Griffith’s whistle, KÖök’s whistle, is – in actuality – a long exhale, a lament. A wind of fume jitters the reeds. The wind, blown through bellows, weaves in and out of overtones and doorways, through the shells of brick and mortars, leaving goosebumps. The sounds it produces dip into one another, creating microtonal memories, as their micrometers move mere millimeters at a time.
Scrapes on tape hardly break the solemnity. A citizen, stranded on the outskirts of Centralia, wishes to return to the inner sanctum, but is denied access. The wind continues to blow in “Imber Dock,” unobstructed by organs.
Persona La Ave
At first, I’m a little wary based on the press release’s description: “cheese funk” being the operative term, and not a particularly flattering one, although maybe it’s for the best to just come out with that up front. The label goes on to describe Persona La Ave as “one of future funk’s first artists;” again, not necessarily a compliment, but enough for me to give it the official click.
Cheese funk, future funk: what do these mean, if anything? The aesthetic here is not so much future as what people in the past imagined the future might sound like. These tracks are representative of a larger trend characterized, not by mere 80s-90s nostalgia, but nostalgia for the most recent wave of 80s-90s nostalgia which brought us the likes of Washed Out, Neon Indian, Toro Y Moi, et al. That being said, many a saccharine pop gem has resulted from these artists and their successors, and Persona La Ave won me over with at least one track of the five available on the MJMJ Bandcamp.

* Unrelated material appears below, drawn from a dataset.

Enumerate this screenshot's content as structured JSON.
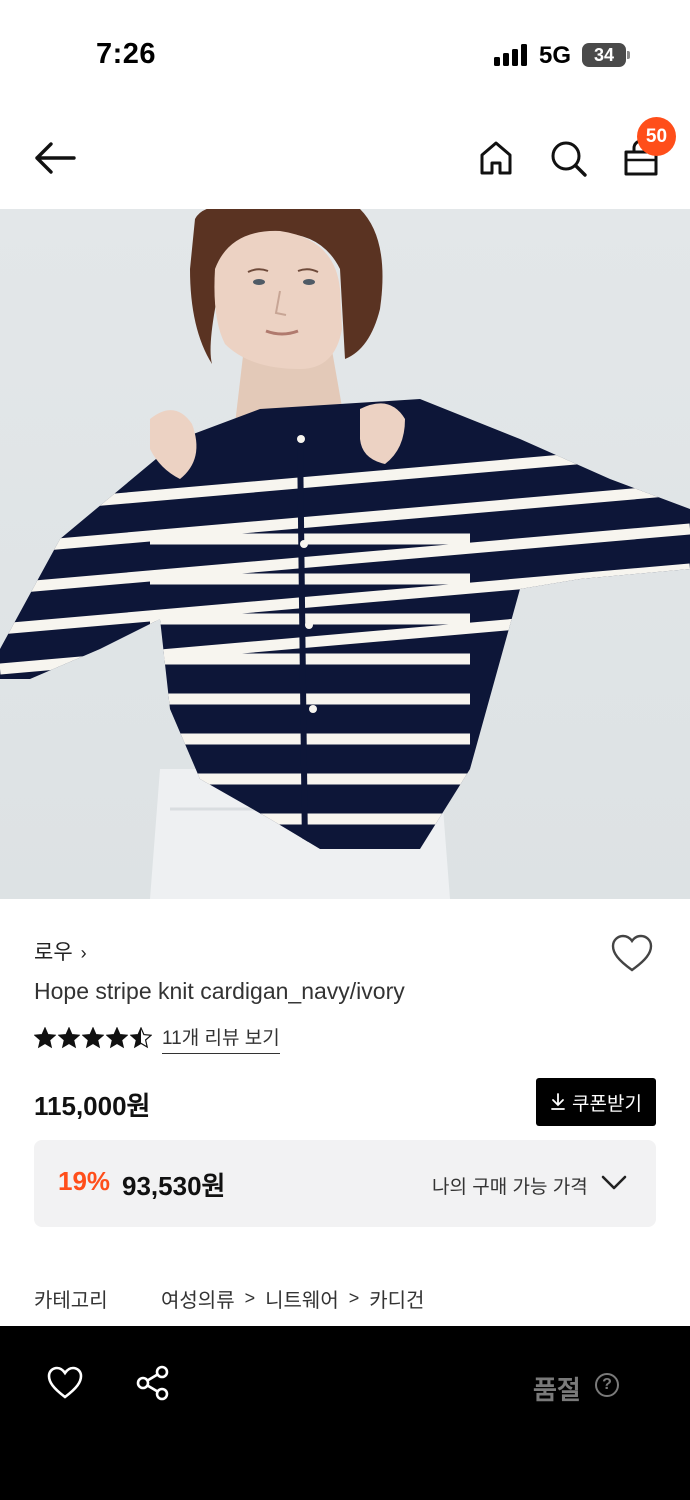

My favorite though – probably the least likely to emerge as the single – is “Movement,” the ninth of ten tracks on the album. Traces of Teen Inc. production and spastic synth-drums mix nicely with wordless vocal jump-ins, creating a nice sense of – dare I say it? – movement across the track’s four minutes. It seems like the creators felt re a bit more free on this track, careless about paying homage to their predecessors, trust themselves a bit more to get outside their comfort zones, and it really pays off.
If you like “Movement,” scope the MJMJ Bandcamp site for further info on Persona La Ave’s RELATION / TEMPATION. The tape goes for $6.66, or if you feel that this cheese needs to be tasted in FLAC to be fully appreciated, there is the $4.20 Bandcamp d/l option.
“TNR” feat. Jaakko Eino Kalevi (Superpitcher Chapter B Remix)
Superpitcher gave Kasper Bjørke a buzzcut with his remix of “TNR.” Make that a buzzcut with cowbell. And “Superpitcher” stenciled into the right side of its scalp like a high school basketball star. This is a pump-up jam for the lava lamp free diving olympic finals.
While Bjørke has significantly scaled back the club anthems on his upcoming album “After Forever,” (which, ironically, will be released on September 22nd, leaving us to speculate about how humanity will be brought to an end on September 23rd.) Superpitcher endeavors to subvert the subverter by taking the inverse of Bjørke’s track i.e a slithering, gradual house belter well-suited for one’s eccy come-up in an old WWII bunker turned club or massive bombproof stronghold. Bjørke’s intention was to move from the funk infused sounds of his previous work towards icy, new wave disco. Good remixes are like peer reviews: they fill in the gaps in the essence of a song by realizing what the artist could have done. Should cowbell be mandatory in every new new new wave dance track? Or should it be banished to hell on the 100% for certain date of the next apocalypse.